Through digital phenotyping — the collection of a person’s data outside of clinical settings to determine their mental health and behavior — technology can assist mental health patients in mapping their behaviors and provide insights into users’ mental health. With the emergence of artificial intelligence (AI) and natural language processing (NLP), predictive analytics may soon identify the likelihood of a person developing a mental health condition or psychosis, such as depression or suicide risk.
The most accessible form of predictive analysis technology is wearable sensor technology. These tools enable continuous access to daily lifestyle data so mental health professionals can measure and track that activity and behaviors. This information is then used by healthcare providers to tailor treatments, therapies, and medications to the patient’s individual needs, improving the treatment outcomes.
You can encourage an innovation culture in your healthcare facility by inspiring colleagues to embrace technology and its current and future impact on mental health patients. Encourage open communication and questions and listen to all employees’ ideas. Integrating a more forward-thinking approach to IT’s role in mental health will advance your facility’s standing and, more importantly, improve the lives of thousands of patients.
Embracing a More Holistic Approach to Mental Health
The intersection of IT health and mental health is where compassion meets innovation. Medical IT professionals can break stigmas and bridge gaps by designing holistic, technological solutions prioritizing awareness and integrating with transformative technologies. Personal care delivered through digital platforms allows IT professionals to contribute to a more inclusive approach to mental health.

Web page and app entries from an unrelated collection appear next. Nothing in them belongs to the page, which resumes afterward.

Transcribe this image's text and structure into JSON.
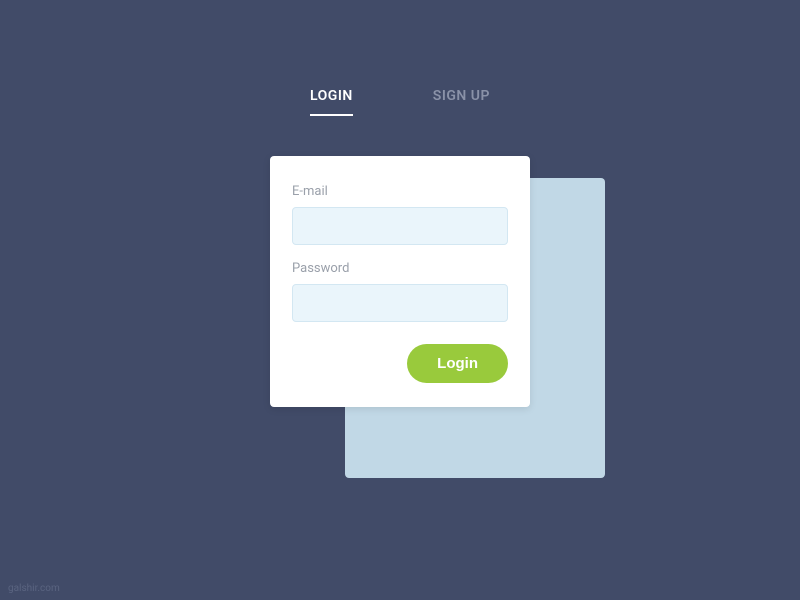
{
  "tabs": {
    "login": "LOGIN",
    "signup": "SIGN UP"
  },
  "form": {
    "email_label": "E-mail",
    "password_label": "Password",
    "email_value": "",
    "password_value": "",
    "submit_label": "Login"
  },
  "footer": {
    "credit": "galshir.com"
  }
}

By leveraging their experience, IT employees can shape a future where mental health is a natural part of patient care and build a healthier, more connected society.